ACTIVITY>
Check every line below for the word "DETAILS" and copy each one that has it.

DATA IN THIS EXERCISE>
- - -
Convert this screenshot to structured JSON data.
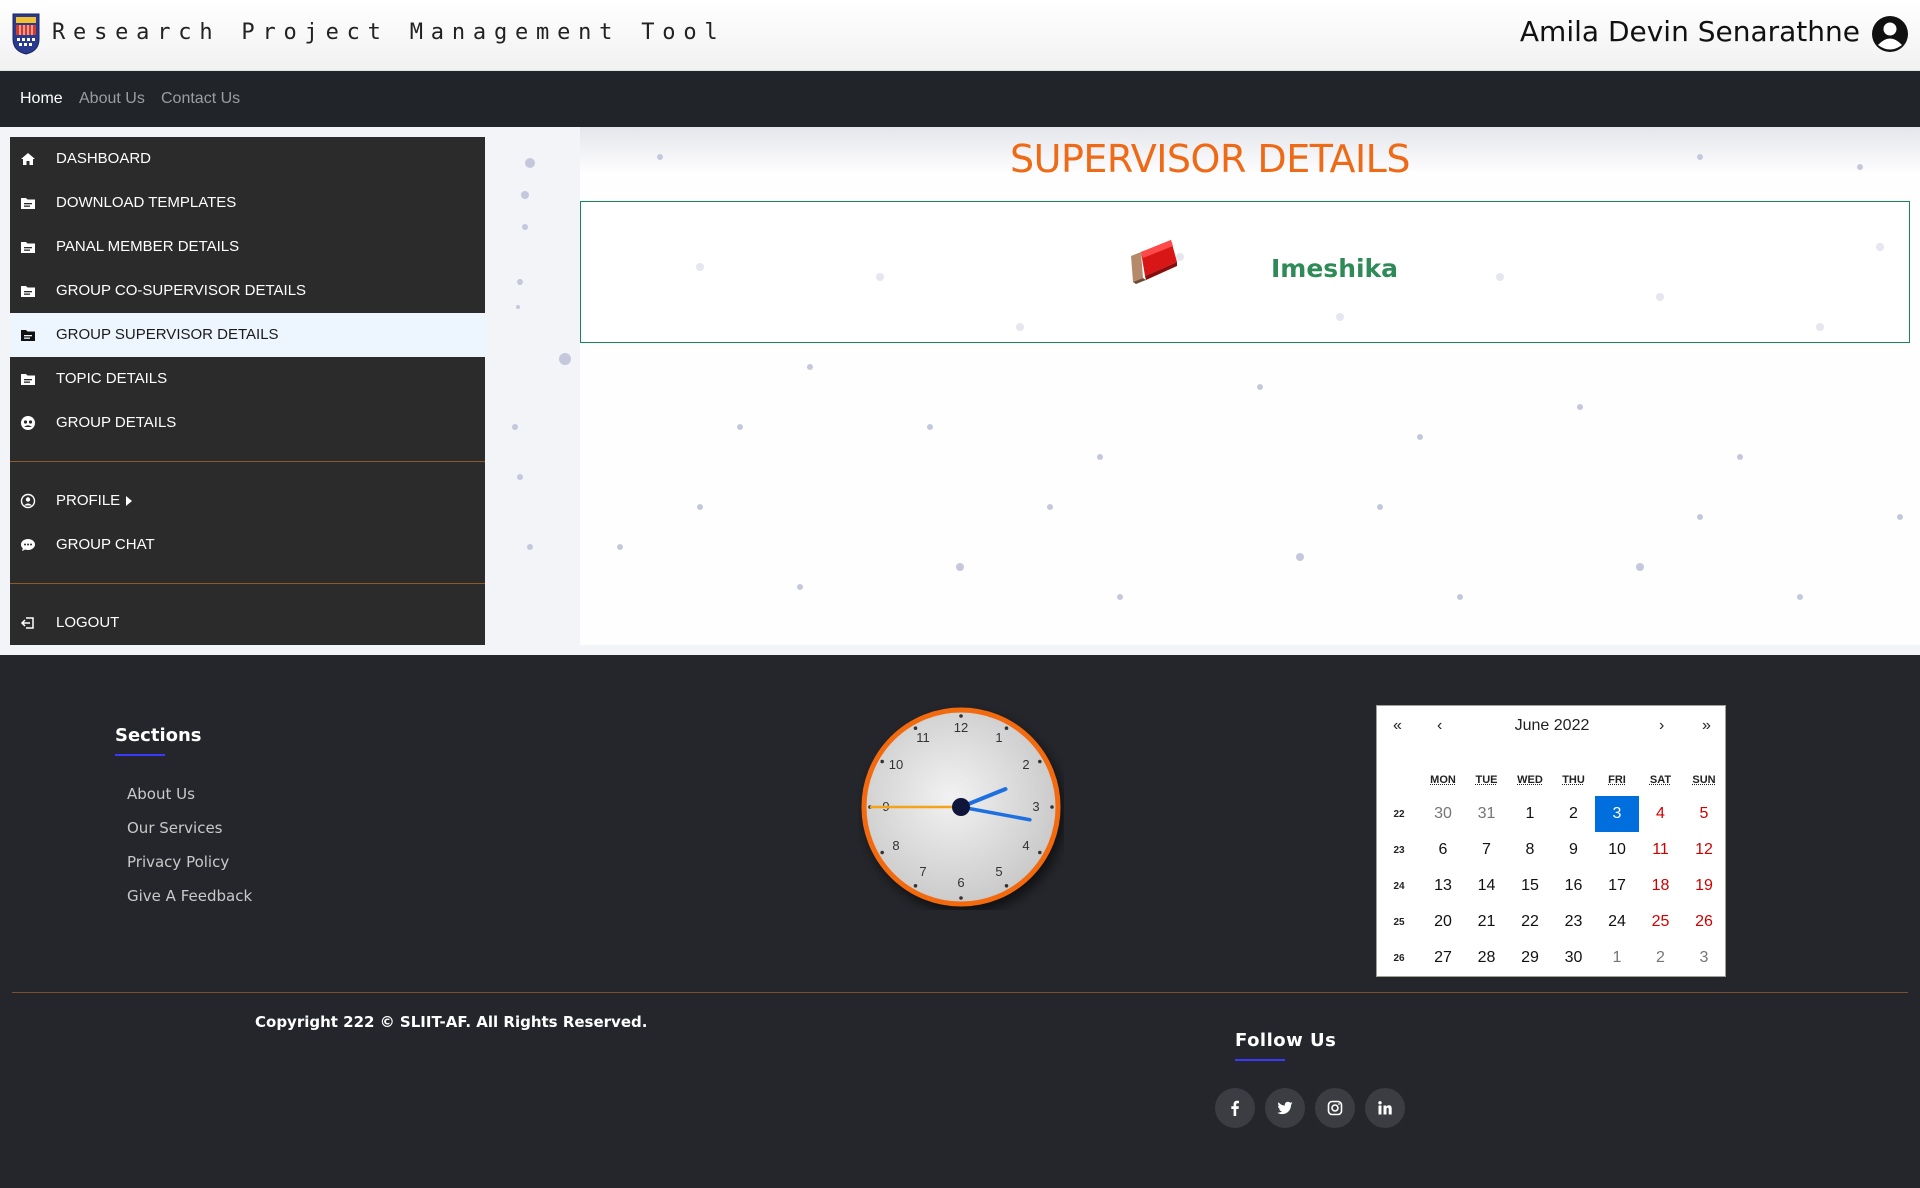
{
  "header": {
    "app_title": "Research Project Management Tool",
    "user_name": "Amila Devin Senarathne",
    "logo_icon": "university-crest-logo",
    "user_icon": "user-circle-icon"
  },
  "nav": {
    "home": "Home",
    "about": "About Us",
    "contact": "Contact Us"
  },
  "sidebar": {
    "items": [
      {
        "label": "DASHBOARD",
        "icon": "home-icon"
      },
      {
        "label": "DOWNLOAD TEMPLATES",
        "icon": "folder-icon"
      },
      {
        "label": "PANAL MEMBER DETAILS",
        "icon": "folder-icon"
      },
      {
        "label": "GROUP CO-SUPERVISOR DETAILS",
        "icon": "folder-icon"
      },
      {
        "label": "GROUP SUPERVISOR DETAILS",
        "icon": "folder-icon",
        "active": true
      },
      {
        "label": "TOPIC DETAILS",
        "icon": "folder-icon"
      },
      {
        "label": "GROUP DETAILS",
        "icon": "group-icon"
      },
      {
        "label": "PROFILE",
        "icon": "user-circle-icon"
      },
      {
        "label": "GROUP CHAT",
        "icon": "chat-icon"
      },
      {
        "label": "LOGOUT",
        "icon": "logout-icon"
      }
    ]
  },
  "content": {
    "title": "SUPERVISOR DETAILS",
    "supervisor_name": "Imeshika",
    "card_image": "rubber-stamp-image"
  },
  "footer": {
    "sections_title": "Sections",
    "links": [
      "About Us",
      "Our Services",
      "Privacy Policy",
      "Give A Feedback"
    ],
    "copyright": "Copyright 222 © SLIIT-AF. All Rights Reserved.",
    "follow_title": "Follow Us",
    "social": [
      "facebook-icon",
      "twitter-icon",
      "instagram-icon",
      "linkedin-icon"
    ],
    "underline_color": "#3a3aff"
  },
  "clock": {
    "numbers": [
      "12",
      "1",
      "2",
      "3",
      "4",
      "5",
      "6",
      "7",
      "8",
      "9",
      "10",
      "11"
    ],
    "time": "14:16:45",
    "rim_color": "#f26b0f"
  },
  "calendar": {
    "month_label": "June 2022",
    "nav": {
      "prev2": "«",
      "prev": "‹",
      "next": "›",
      "next2": "»"
    },
    "weekdays": [
      "MON",
      "TUE",
      "WED",
      "THU",
      "FRI",
      "SAT",
      "SUN"
    ],
    "weeks": [
      {
        "week": "22",
        "days": [
          "30",
          "31",
          "1",
          "2",
          "3",
          "4",
          "5"
        ]
      },
      {
        "week": "23",
        "days": [
          "6",
          "7",
          "8",
          "9",
          "10",
          "11",
          "12"
        ]
      },
      {
        "week": "24",
        "days": [
          "13",
          "14",
          "15",
          "16",
          "17",
          "18",
          "19"
        ]
      },
      {
        "week": "25",
        "days": [
          "20",
          "21",
          "22",
          "23",
          "24",
          "25",
          "26"
        ]
      },
      {
        "week": "26",
        "days": [
          "27",
          "28",
          "29",
          "30",
          "1",
          "2",
          "3"
        ]
      }
    ],
    "selected_day": "3"
  },
  "colors": {
    "accent_orange": "#ef6a16",
    "nav_bg": "#212529",
    "sidebar_bg": "#2b2b2b",
    "footer_bg": "#24262b",
    "card_green": "#2e8b57",
    "calendar_today": "#006edc",
    "calendar_weekend": "#d10000"
  }
}
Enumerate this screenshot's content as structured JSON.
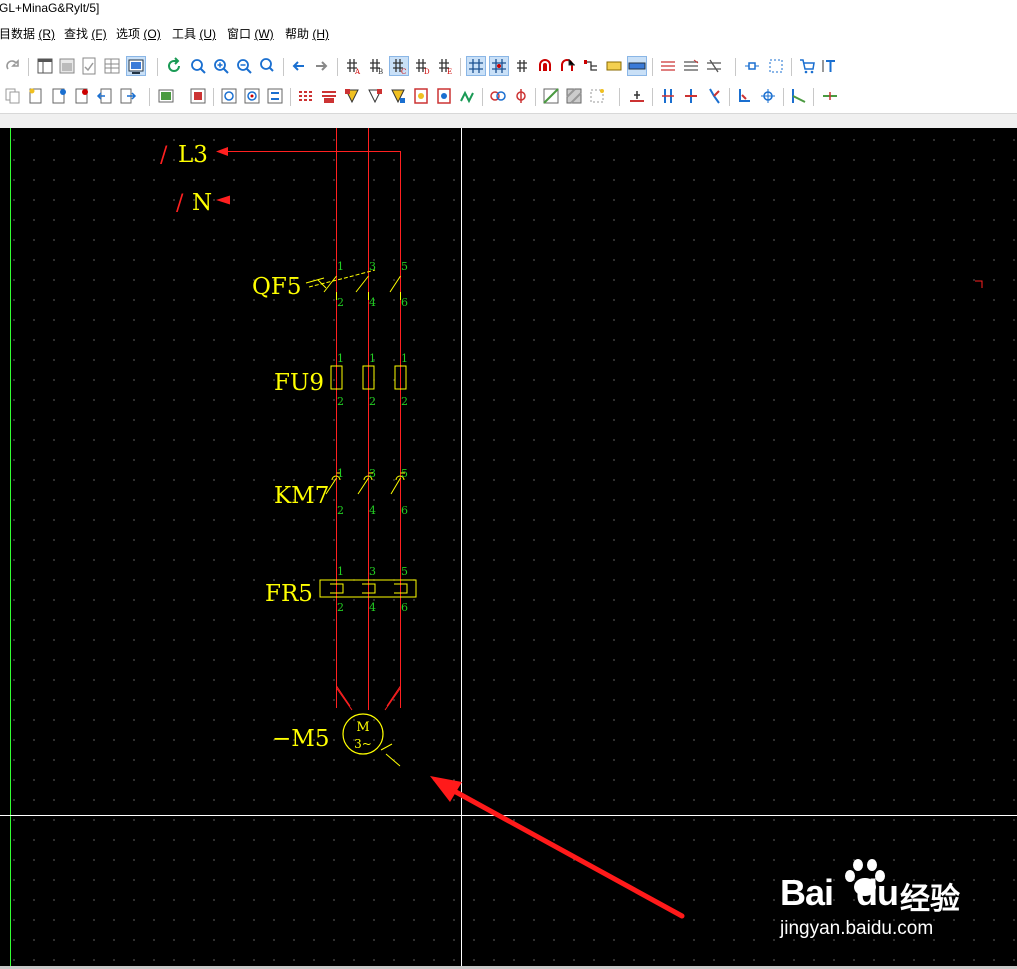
{
  "window": {
    "title": "GL+MinaG&Rylt/5]"
  },
  "menu": [
    {
      "label": "目数据",
      "key": "(R)"
    },
    {
      "label": "查找",
      "key": "(F)"
    },
    {
      "label": "选项",
      "key": "(O)"
    },
    {
      "label": "工具",
      "key": "(U)"
    },
    {
      "label": "窗口",
      "key": "(W)"
    },
    {
      "label": "帮助",
      "key": "(H)"
    }
  ],
  "diagram": {
    "refs": {
      "l3": "/L3",
      "n": "/N"
    },
    "labels": {
      "qf": "QF5",
      "fu": "FU9",
      "km": "KM7",
      "fr": "FR5",
      "motor": "−M5"
    },
    "motor_symbol": {
      "top": "M",
      "bottom": "3~"
    },
    "pins": {
      "qf": [
        "1",
        "3",
        "5",
        "2",
        "4",
        "6"
      ],
      "fu": [
        "1",
        "1",
        "1",
        "2",
        "2",
        "2"
      ],
      "km": [
        "1",
        "3",
        "5",
        "2",
        "4",
        "6"
      ],
      "fr": [
        "1",
        "3",
        "5",
        "2",
        "4",
        "6"
      ]
    },
    "colors": {
      "wire": "#ff2020",
      "symbol": "#ffff00",
      "pin": "#22cc22",
      "background": "#000000"
    }
  },
  "watermark": {
    "brand_left": "Bai",
    "brand_right": "du",
    "cn": "经验",
    "url": "jingyan.baidu.com"
  }
}
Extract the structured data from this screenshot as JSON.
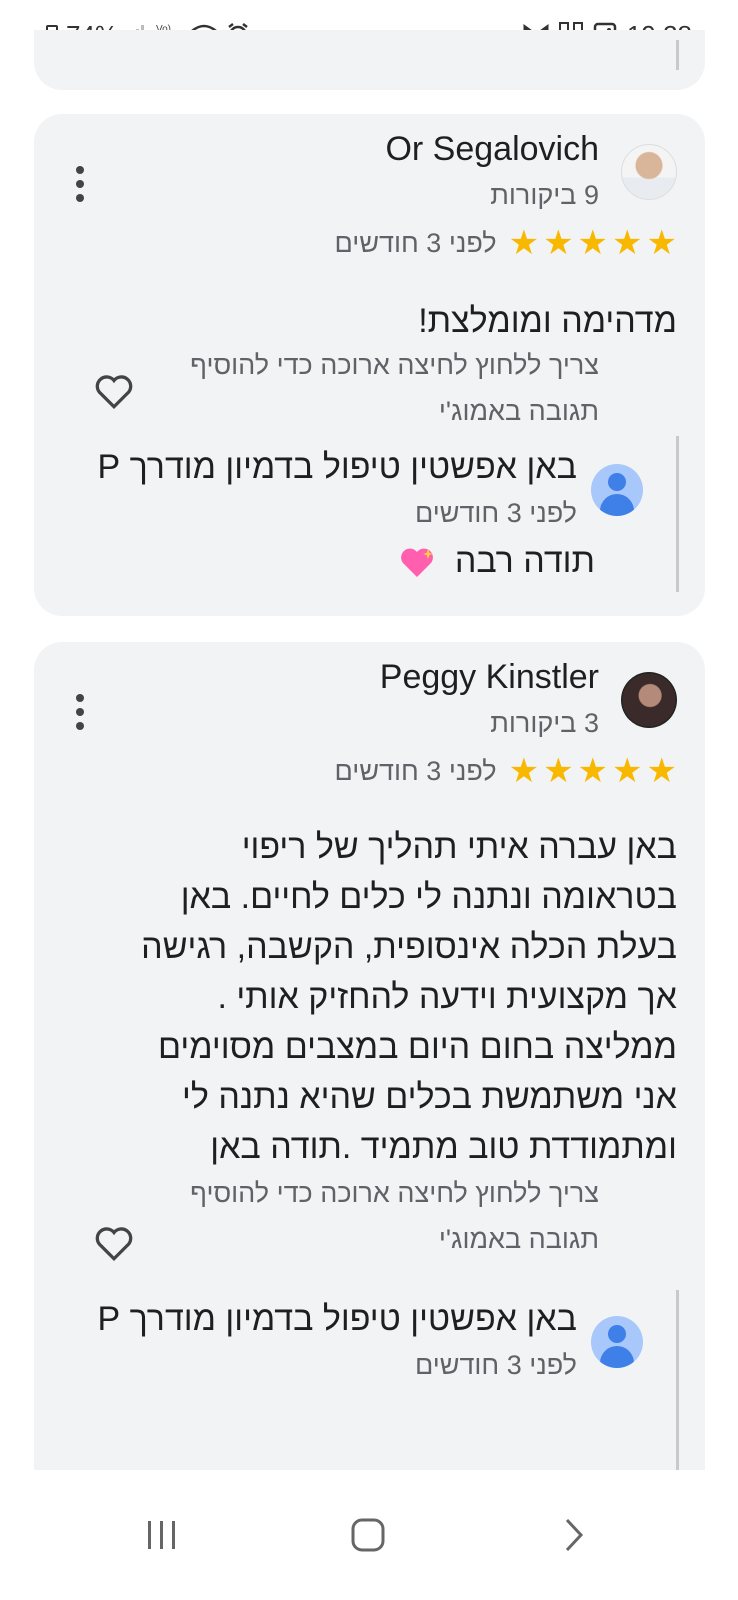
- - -
ANSWER TO THE PROBLEM>
        "label": "PANAL MEMBER DETAILS",
        "label": "GROUP CO-SUPERVISOR DETAILS",
        "label": "GROUP SUPERVISOR DETAILS",
        "label": "TOPIC DETAILS",
        "label": "GROUP DETAILS",
    "title": "SUPERVISOR DETAILS",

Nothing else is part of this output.